Options Quick Facts - General Issues

If long an equity call option will you receive a dividend paid to underlying shareholders?

No. In order to receive a dividend you must own shares. If the underlying stock is about to pay a dividend and you wish to receive the dividend you must first exercise the call and purchase shares on a timely basis. Generally, you must give instructions to your brokerage firm to exercise the call contract on the day before the ex-dividend date in order to be eligible for dividend payment. Consult with you brokerage firm on both the advisability and procedures for doing this.

If long an equity put option do you have to pay the dividend?

No. Owning a put conveys only the right to sell underlying shares at the strike price at any time before the put expires. This in no way obligates you to pay a dividend to anyone. On the other hand, if you have a short stock position in a stock that pays a dividend you generally do have to pay the dividend amount to whomever loaned you those shares.

If you have a covered call position are you eligible to receive a dividend?

As long as you still own the shares on the dividend's record date you will be eligible to receive a dividend paid to underlying shareholders. If you are assigned on the short call, your 100 underlying shares are called away, and you do not own shares on the ex-dividend date you will generally not be eligible to receive a dividend payment.

What is a contract adjustment?

Whenever the terms of an equity option contract have been changed to terms different from its original standardized terms, such as the contract's deliverable (unit of trade) after an underlying stock split, or corporate action such as a take-over, merger or special stock or cash distribution, those terms will be adjusted to account for this.

How can you tell if an option contract's terms have been adjusted?

Among the features that might raise your attention in this regard are:

  • The option appears "mispriced" relative to the value of the underlying stock and the option's strike price - especially if all calls and puts in the class appear to be mispriced - and the price(s) appear "too good (or too bad) to be true."
  • On an option chain you find two calls or puts with the same strike price but with different option symbols (e.g., XYZ vs. ZYX) and different premium amounts.

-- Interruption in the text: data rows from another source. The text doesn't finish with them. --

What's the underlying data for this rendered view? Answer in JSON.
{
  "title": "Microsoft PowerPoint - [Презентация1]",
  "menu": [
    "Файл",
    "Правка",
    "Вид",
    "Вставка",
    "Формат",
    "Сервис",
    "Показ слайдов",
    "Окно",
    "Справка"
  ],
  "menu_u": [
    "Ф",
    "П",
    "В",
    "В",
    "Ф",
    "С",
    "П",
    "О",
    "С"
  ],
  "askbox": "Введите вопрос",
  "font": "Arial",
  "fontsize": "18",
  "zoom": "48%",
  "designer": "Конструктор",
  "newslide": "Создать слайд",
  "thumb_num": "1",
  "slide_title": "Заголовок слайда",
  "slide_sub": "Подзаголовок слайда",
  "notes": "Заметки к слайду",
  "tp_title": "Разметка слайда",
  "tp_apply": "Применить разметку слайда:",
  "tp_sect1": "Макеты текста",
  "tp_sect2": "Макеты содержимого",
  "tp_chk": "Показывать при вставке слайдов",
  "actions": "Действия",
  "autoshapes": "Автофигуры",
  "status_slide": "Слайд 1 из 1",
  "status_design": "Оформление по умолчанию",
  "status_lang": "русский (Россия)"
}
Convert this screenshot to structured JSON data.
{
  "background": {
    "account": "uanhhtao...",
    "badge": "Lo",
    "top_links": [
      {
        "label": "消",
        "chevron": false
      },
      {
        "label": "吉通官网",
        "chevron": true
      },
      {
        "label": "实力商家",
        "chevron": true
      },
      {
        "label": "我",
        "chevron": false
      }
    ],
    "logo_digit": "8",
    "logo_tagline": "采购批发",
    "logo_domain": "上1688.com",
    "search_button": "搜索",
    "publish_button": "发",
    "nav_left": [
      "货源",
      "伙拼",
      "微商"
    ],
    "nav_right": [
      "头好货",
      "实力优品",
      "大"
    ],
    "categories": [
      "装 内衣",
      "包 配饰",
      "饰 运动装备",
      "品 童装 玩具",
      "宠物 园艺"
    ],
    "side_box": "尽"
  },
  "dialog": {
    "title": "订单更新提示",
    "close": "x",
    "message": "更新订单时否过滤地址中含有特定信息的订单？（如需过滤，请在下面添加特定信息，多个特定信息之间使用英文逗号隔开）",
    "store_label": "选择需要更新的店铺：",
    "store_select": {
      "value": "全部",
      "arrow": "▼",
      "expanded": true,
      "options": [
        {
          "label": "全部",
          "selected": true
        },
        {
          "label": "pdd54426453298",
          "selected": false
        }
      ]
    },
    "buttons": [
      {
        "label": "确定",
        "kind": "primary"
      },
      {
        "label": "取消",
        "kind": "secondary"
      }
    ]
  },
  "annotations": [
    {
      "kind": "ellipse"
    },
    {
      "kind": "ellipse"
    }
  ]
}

If because of either reason above, or any other reason, you suspect that a contract's terms have been adjusted then you should by all means attempt to verify this. Costly mistakes may result from trading an adjusted contract inadvertently. For options traded on the Cboe, the Contract Adjustments area of this Website contains bulletins issued that outline all contract adjustments made because of splits, mergers, special distributions and the like. Alternatively, consult with your broker.

Are contract adjustments standardized?

For underlying stock splits there are standard adjustments commonly made to strike prices and units of trade when necessary. For other types of underlying corporate action, such as mergers, take-overs, spin-offs, and special distributions of cash and/or stock, adjustments fit the circumstances and terms of each action, and these vary from situation to situation. If you have, or are contemplating an option position in any class of options that is undergoing contract adjustments, be on the alert. Make yourself fully aware of what the adjustments are and how they may affect you financially.

Are strike prices adjusted to account for regular cash dividends?

No adjustments to strike prices are made when an underlying stock pays an ordinary, regular (e.g., paid quarterly) cash dividend. On the ex-dividend date the underlying stock will open less the dividend amount, but by that point the marketplace will generally have adjusted the prices of calls and puts to account for this.

Can you use options in an IRA account?

In general, certain option strategies may typically be allowed. Brokerage firms have their own policies and limitations for option trading in IRA accounts so check with your own firm for specifics.

What is the OCC?

The Options Clearing Corporation is the sole issuer of all securities options listed at the Cboe, four other U.S. stock exchanges and the National Association of Securities Dealers, Inc. (NASD), and is the entity through which all Cboe option transactions are ultimately cleared. As the issuer of all options, OCC essentially takes the opposite side of every option traded. Because OCC basically becomes the buyer for every seller and the seller for every buyer, it allows options traders to buy and sell in a secondary market without having to find the original opposite party.

The OCC substantially reduces the credit risk aspect of trading securities options as the OCC requires that every buyer and every seller have a clearing member and that both sides of the transaction are matched. It also has the authority to make margin calls on firms during the trading day.

Are there requirements a company must satisfy before it is allowed to trade options on its own stock?

Among the requirements a company must satisfy is “distribution”. There must be a certain number of outstanding shares, and the shares must be owned by a minimum number of people. Otherwise, ownership of the stock is deemed “too highly concentrated”. The NYSE and NASDAQ also have listing requirements.

Although Cboe has staff that is constantly reviewing stocks that are candidates for listing, it is possible that a stock has been overlooked. If you feel this might be the case, you can suggest it. Just visit the Contact Cboe page and send your request to "New Option Listing Requests" within the "Product Listings & Trading Inquiries" drop-down menu.